— Records for the task —
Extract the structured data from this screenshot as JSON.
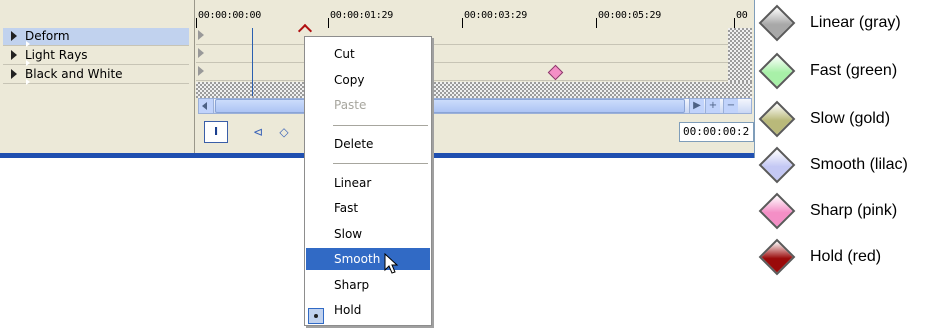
{
  "tracks": [
    {
      "label": "Deform"
    },
    {
      "label": "Light Rays"
    },
    {
      "label": "Black and White"
    }
  ],
  "ruler": {
    "ticks": [
      "00:00:00:00",
      "00:00:01:29",
      "00:00:03:29",
      "00:00:05:29",
      "00"
    ]
  },
  "toolbar": {
    "lock_label": "I",
    "time_value": "00:00:00:2"
  },
  "context_menu": {
    "items": [
      {
        "label": "Cut",
        "mnemonic_index": 2
      },
      {
        "label": "Copy"
      },
      {
        "label": "Paste",
        "disabled": true
      },
      {
        "label": "Delete"
      },
      {
        "label": "Linear"
      },
      {
        "label": "Fast"
      },
      {
        "label": "Slow"
      },
      {
        "label": "Smooth",
        "highlighted": true
      },
      {
        "label": "Sharp"
      },
      {
        "label": "Hold",
        "checked": true
      }
    ]
  },
  "legend": {
    "items": [
      {
        "label": "Linear (gray)",
        "color": "#a8a8a8"
      },
      {
        "label": "Fast (green)",
        "color": "#a8f0a8"
      },
      {
        "label": "Slow (gold)",
        "color": "#b9b97a"
      },
      {
        "label": "Smooth (lilac)",
        "color": "#c4c8f4"
      },
      {
        "label": "Sharp (pink)",
        "color": "#f48fc6"
      },
      {
        "label": "Hold (red)",
        "color": "#9a0a0a"
      }
    ]
  },
  "colors": {
    "highlight": "#316ac5",
    "playhead": "#2a5fb0",
    "keyframe_pink": "#f48fc6"
  }
}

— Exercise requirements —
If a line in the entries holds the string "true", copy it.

— Worked solution —
        "disabled": true
        "highlighted": true
        "checked": true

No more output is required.